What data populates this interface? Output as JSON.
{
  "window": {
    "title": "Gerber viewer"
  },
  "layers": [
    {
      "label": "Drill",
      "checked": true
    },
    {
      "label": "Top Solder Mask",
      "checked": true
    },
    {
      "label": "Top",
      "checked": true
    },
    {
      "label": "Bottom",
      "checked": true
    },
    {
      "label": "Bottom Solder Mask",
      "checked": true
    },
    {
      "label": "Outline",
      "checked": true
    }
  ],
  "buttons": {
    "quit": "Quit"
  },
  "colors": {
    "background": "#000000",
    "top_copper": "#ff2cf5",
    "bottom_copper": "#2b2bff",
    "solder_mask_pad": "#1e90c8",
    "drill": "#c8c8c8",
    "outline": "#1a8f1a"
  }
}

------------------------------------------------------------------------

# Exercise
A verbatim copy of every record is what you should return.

# Response for this exercise
What data populates this interface? Output as JSON.
{
  "window": {
    "title": "Gerber viewer"
  },
  "layers": [
    {
      "label": "Drill",
      "checked": true
    },
    {
      "label": "Top Solder Mask",
      "checked": true
    },
    {
      "label": "Top",
      "checked": true
    },
    {
      "label": "Bottom",
      "checked": true
    },
    {
      "label": "Bottom Solder Mask",
      "checked": true
    },
    {
      "label": "Outline",
      "checked": true
    }
  ],
  "buttons": {
    "quit": "Quit"
  },
  "colors": {
    "background": "#000000",
    "top_copper": "#ff2cf5",
    "bottom_copper": "#2b2bff",
    "solder_mask_pad": "#1e90c8",
    "drill": "#c8c8c8",
    "outline": "#1a8f1a"
  }
}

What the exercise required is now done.